Each entry must come back word for word; drop the images as you go.

[Component data from apps and pages]

+===+

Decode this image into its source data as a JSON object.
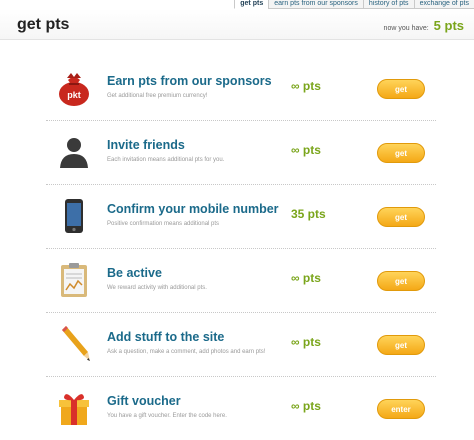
{
  "tabs": [
    "get pts",
    "earn pts from our sponsors",
    "history of pts",
    "exchange of pts"
  ],
  "header": {
    "title": "get pts",
    "balance_label": "now you have:",
    "balance_value": "5 pts"
  },
  "items": [
    {
      "icon": "money-bag-icon",
      "icon_text": "pkt",
      "title": "Earn pts from our sponsors",
      "description": "Get additional free premium currency!",
      "points": "∞ pts",
      "button": "get"
    },
    {
      "icon": "person-icon",
      "title": "Invite friends",
      "description": "Each invitation means additional pts for you.",
      "points": "∞ pts",
      "button": "get"
    },
    {
      "icon": "mobile-phone-icon",
      "title": "Confirm your mobile number",
      "description": "Positive confirmation means additional pts",
      "points": "35 pts",
      "button": "get"
    },
    {
      "icon": "clipboard-chart-icon",
      "title": "Be active",
      "description": "We reward activity with additional pts.",
      "points": "∞ pts",
      "button": "get"
    },
    {
      "icon": "pencil-icon",
      "title": "Add stuff to the site",
      "description": "Ask a question, make a comment, add photos and earn pts!",
      "points": "∞ pts",
      "button": "get"
    },
    {
      "icon": "gift-icon",
      "title": "Gift voucher",
      "description": "You have a gift voucher. Enter the code here.",
      "points": "∞ pts",
      "button": "enter"
    }
  ],
  "colors": {
    "title_blue": "#1b6a8a",
    "points_green": "#7aa51b",
    "button_orange": "#f4a816"
  }
}
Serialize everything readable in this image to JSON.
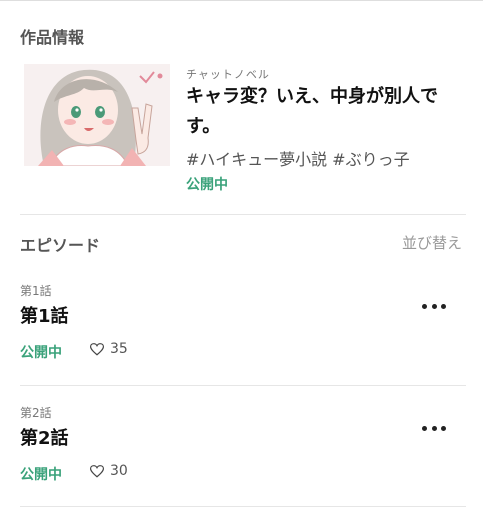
{
  "work_section": {
    "title": "作品情報",
    "category": "チャットノベル",
    "work_title": "キャラ変？いえ、中身が別人です。",
    "tags": "#ハイキュー夢小説 #ぶりっ子",
    "status": "公開中"
  },
  "episodes_section": {
    "title": "エピソード",
    "sort_label": "並び替え",
    "episodes": [
      {
        "number": "第1話",
        "title": "第1話",
        "status": "公開中",
        "likes": "35"
      },
      {
        "number": "第2話",
        "title": "第2話",
        "status": "公開中",
        "likes": "30"
      }
    ]
  },
  "colors": {
    "status_green": "#3aa27a",
    "muted_text": "#777777",
    "divider": "#e6e6e6"
  },
  "icons": {
    "like": "heart-icon",
    "more": "more-options-icon"
  }
}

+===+

Response area:
Decode this image into its source data as a JSON object.
{
  "tabs": [
    "get pts",
    "earn pts from our sponsors",
    "history of pts",
    "exchange of pts"
  ],
  "header": {
    "title": "get pts",
    "balance_label": "now you have:",
    "balance_value": "5 pts"
  },
  "items": [
    {
      "icon": "money-bag-icon",
      "icon_text": "pkt",
      "title": "Earn pts from our sponsors",
      "description": "Get additional free premium currency!",
      "points": "∞ pts",
      "button": "get"
    },
    {
      "icon": "person-icon",
      "title": "Invite friends",
      "description": "Each invitation means additional pts for you.",
      "points": "∞ pts",
      "button": "get"
    },
    {
      "icon": "mobile-phone-icon",
      "title": "Confirm your mobile number",
      "description": "Positive confirmation means additional pts",
      "points": "35 pts",
      "button": "get"
    },
    {
      "icon": "clipboard-chart-icon",
      "title": "Be active",
      "description": "We reward activity with additional pts.",
      "points": "∞ pts",
      "button": "get"
    },
    {
      "icon": "pencil-icon",
      "title": "Add stuff to the site",
      "description": "Ask a question, make a comment, add photos and earn pts!",
      "points": "∞ pts",
      "button": "get"
    },
    {
      "icon": "gift-icon",
      "title": "Gift voucher",
      "description": "You have a gift voucher. Enter the code here.",
      "points": "∞ pts",
      "button": "enter"
    }
  ],
  "colors": {
    "title_blue": "#1b6a8a",
    "points_green": "#7aa51b",
    "button_orange": "#f4a816"
  }
}
Serialize everything readable in this image to JSON.
{
  "work_section": {
    "title": "作品情報",
    "category": "チャットノベル",
    "work_title": "キャラ変？いえ、中身が別人です。",
    "tags": "#ハイキュー夢小説 #ぶりっ子",
    "status": "公開中"
  },
  "episodes_section": {
    "title": "エピソード",
    "sort_label": "並び替え",
    "episodes": [
      {
        "number": "第1話",
        "title": "第1話",
        "status": "公開中",
        "likes": "35"
      },
      {
        "number": "第2話",
        "title": "第2話",
        "status": "公開中",
        "likes": "30"
      }
    ]
  },
  "colors": {
    "status_green": "#3aa27a",
    "muted_text": "#777777",
    "divider": "#e6e6e6"
  },
  "icons": {
    "like": "heart-icon",
    "more": "more-options-icon"
  }
}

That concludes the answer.